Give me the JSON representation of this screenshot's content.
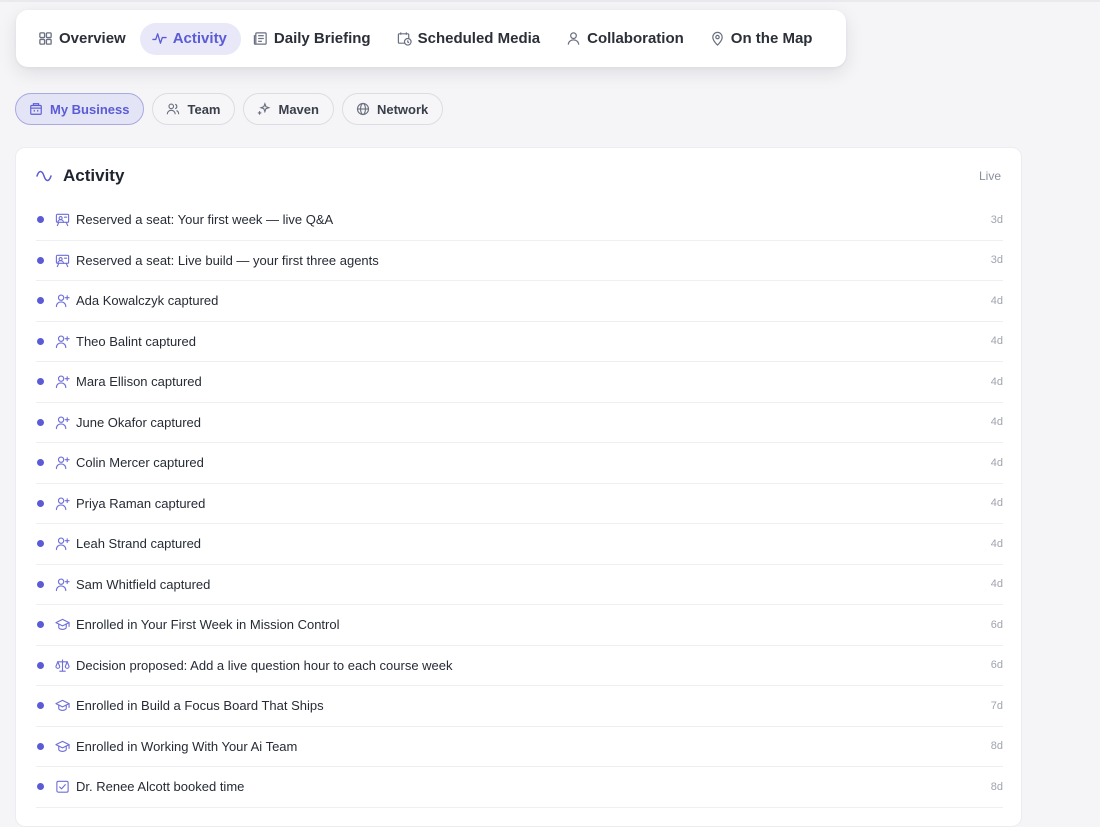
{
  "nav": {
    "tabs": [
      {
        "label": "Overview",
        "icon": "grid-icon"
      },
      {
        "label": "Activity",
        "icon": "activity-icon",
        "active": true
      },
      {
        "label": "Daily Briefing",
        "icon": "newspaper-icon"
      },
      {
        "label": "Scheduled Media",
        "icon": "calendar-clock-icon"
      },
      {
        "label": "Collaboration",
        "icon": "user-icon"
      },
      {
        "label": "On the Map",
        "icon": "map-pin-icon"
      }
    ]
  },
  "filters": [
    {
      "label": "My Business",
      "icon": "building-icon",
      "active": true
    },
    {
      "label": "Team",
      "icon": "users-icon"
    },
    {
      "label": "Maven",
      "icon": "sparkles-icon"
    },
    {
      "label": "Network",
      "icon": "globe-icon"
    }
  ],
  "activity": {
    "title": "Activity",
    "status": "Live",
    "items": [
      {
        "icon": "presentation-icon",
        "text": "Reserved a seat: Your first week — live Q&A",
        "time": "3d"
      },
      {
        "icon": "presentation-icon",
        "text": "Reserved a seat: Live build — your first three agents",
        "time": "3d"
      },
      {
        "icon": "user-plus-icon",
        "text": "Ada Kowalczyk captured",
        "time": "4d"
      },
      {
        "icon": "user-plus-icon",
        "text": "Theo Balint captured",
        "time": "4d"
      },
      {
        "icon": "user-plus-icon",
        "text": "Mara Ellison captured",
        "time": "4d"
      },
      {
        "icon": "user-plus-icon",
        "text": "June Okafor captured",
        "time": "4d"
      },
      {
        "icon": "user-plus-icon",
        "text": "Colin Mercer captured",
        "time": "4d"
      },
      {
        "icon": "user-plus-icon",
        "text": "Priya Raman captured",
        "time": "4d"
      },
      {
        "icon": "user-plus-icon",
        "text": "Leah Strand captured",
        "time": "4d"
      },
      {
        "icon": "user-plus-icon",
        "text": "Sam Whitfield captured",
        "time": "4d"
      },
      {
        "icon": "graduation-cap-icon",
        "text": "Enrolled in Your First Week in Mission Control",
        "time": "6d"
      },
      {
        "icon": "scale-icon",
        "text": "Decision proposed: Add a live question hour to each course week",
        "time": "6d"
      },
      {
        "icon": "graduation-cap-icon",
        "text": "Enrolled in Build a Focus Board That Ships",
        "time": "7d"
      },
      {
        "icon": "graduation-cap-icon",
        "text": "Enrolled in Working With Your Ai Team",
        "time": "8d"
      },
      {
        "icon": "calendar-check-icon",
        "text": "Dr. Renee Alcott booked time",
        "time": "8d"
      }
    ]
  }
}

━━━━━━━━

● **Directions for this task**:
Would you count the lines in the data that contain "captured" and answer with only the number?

● **Solution for this task**:
8